[App and web page records]

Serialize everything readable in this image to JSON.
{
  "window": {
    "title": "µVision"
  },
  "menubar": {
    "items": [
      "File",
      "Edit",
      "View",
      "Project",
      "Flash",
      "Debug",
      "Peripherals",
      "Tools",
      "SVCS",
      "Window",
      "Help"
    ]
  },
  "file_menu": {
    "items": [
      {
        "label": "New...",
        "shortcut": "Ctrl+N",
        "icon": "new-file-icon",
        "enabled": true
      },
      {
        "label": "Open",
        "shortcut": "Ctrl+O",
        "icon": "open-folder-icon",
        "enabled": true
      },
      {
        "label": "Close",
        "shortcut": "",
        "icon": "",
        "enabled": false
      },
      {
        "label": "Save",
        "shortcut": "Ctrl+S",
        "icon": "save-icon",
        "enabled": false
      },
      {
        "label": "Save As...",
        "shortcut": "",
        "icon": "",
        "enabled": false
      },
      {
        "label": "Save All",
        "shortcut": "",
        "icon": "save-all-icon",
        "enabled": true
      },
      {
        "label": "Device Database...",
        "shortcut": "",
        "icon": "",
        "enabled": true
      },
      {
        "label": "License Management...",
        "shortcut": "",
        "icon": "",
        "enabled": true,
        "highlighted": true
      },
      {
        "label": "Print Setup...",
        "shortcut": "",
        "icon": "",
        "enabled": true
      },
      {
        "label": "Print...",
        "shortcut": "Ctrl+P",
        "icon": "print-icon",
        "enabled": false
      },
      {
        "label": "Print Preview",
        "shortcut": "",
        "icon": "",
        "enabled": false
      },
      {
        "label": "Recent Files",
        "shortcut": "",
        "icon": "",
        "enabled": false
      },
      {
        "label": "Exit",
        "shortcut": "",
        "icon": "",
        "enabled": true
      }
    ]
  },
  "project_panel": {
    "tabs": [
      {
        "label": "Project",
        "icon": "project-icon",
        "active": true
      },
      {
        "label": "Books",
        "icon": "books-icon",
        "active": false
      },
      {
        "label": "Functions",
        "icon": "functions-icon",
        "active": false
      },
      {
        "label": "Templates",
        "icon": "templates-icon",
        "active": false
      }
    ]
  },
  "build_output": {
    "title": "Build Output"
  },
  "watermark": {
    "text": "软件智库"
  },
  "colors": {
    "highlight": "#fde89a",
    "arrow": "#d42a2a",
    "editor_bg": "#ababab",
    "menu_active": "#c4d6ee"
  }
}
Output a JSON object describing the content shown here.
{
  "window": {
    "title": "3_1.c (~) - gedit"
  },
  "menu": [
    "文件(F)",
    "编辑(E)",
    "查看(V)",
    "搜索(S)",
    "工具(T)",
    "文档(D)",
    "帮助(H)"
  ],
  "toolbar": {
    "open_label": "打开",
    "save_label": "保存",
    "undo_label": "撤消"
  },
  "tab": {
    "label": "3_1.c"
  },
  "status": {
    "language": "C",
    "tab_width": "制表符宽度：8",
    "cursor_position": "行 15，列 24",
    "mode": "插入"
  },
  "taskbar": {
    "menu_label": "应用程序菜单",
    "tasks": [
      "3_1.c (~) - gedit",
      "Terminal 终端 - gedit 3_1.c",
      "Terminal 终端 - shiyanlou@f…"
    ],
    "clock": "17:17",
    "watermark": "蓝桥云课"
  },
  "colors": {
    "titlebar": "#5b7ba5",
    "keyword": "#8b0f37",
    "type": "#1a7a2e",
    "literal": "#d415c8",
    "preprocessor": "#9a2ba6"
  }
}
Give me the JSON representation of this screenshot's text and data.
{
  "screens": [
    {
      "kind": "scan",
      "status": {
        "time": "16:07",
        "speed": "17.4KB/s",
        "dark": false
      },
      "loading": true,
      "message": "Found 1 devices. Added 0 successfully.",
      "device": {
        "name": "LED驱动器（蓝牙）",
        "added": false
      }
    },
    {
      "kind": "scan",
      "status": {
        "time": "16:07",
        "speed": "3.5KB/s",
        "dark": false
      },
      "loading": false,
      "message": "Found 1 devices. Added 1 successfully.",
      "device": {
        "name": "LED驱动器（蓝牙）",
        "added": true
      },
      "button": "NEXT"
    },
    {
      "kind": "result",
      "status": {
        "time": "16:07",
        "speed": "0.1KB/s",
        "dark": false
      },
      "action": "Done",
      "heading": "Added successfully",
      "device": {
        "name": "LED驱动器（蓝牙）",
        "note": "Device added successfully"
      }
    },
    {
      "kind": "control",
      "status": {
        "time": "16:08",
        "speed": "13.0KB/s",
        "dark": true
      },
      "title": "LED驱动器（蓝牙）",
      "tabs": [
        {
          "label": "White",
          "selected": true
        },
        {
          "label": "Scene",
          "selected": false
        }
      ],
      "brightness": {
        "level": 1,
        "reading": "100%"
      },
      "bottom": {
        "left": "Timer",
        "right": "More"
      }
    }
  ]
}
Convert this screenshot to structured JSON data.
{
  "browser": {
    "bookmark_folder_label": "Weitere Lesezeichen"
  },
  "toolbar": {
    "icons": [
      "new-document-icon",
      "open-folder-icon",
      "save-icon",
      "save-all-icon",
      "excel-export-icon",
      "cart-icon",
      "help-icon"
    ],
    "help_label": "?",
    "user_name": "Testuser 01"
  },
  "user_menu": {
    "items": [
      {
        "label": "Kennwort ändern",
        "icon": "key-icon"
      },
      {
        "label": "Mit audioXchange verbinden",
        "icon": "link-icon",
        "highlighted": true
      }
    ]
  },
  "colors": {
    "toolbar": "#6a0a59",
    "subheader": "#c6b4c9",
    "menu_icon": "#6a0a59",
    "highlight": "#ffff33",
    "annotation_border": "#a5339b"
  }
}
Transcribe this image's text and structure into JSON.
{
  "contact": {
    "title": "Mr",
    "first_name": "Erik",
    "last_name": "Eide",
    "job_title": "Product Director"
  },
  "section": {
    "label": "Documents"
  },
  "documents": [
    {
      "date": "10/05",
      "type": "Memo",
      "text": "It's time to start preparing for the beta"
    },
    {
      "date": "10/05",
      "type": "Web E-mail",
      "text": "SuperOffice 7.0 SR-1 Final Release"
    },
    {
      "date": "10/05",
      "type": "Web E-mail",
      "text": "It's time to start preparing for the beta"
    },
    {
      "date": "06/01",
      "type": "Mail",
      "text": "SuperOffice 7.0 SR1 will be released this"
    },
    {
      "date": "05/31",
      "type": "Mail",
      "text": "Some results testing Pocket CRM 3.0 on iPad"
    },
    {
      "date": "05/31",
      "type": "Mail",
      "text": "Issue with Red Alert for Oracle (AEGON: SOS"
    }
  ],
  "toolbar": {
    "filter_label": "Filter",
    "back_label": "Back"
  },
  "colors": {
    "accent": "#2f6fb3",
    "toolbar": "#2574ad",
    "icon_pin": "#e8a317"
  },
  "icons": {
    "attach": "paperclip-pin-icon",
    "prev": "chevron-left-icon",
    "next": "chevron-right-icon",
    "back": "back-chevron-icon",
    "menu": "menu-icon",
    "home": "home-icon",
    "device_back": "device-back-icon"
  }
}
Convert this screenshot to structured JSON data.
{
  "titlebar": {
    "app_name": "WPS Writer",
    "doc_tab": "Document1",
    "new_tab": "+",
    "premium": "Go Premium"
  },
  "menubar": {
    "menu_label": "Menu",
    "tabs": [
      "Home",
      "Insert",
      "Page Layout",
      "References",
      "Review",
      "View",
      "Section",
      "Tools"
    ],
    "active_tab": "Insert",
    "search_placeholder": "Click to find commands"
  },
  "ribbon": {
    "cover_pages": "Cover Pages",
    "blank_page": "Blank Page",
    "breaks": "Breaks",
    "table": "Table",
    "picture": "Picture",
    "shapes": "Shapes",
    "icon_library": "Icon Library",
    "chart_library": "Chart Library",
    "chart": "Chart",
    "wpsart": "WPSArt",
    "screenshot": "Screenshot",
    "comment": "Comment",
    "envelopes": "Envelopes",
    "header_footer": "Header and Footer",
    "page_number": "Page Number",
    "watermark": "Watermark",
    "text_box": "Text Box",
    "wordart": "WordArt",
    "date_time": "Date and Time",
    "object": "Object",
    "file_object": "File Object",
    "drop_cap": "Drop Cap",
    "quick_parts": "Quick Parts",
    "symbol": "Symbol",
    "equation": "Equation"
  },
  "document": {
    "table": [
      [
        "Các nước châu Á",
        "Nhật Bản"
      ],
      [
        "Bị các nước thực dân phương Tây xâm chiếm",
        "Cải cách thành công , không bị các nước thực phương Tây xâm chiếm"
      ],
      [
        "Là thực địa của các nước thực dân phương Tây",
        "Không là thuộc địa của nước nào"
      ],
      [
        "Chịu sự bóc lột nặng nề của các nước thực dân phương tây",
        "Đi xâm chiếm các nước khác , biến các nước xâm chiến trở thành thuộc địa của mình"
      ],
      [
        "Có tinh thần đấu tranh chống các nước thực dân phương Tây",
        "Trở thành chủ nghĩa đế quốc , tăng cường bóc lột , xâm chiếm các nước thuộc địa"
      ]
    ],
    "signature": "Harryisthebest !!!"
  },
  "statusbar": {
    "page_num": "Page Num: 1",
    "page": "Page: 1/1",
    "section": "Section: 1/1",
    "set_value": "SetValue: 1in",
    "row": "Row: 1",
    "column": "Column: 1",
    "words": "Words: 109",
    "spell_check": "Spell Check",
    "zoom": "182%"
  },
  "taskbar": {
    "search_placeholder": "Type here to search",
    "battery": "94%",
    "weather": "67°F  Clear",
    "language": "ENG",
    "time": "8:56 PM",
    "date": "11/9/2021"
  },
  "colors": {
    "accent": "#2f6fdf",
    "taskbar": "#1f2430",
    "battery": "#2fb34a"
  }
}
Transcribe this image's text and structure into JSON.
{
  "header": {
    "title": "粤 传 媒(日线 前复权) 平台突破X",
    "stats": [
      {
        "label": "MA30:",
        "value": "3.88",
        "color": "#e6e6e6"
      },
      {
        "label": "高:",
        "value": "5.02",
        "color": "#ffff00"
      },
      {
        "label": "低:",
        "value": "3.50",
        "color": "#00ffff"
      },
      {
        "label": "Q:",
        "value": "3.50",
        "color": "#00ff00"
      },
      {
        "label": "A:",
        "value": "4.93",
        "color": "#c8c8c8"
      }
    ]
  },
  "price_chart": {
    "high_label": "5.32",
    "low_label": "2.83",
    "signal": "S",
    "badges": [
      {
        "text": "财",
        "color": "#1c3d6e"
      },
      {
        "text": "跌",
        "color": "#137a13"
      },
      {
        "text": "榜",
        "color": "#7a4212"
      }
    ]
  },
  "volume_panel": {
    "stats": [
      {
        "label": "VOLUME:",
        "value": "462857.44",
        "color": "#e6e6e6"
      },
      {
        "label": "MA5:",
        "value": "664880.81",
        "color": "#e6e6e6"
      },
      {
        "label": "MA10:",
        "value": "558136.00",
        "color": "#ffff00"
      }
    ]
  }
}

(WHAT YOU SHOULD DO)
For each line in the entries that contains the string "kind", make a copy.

(PROBLEM SOLUTION)
      "kind": "scan",
      "kind": "scan",
      "kind": "result",
      "kind": "control",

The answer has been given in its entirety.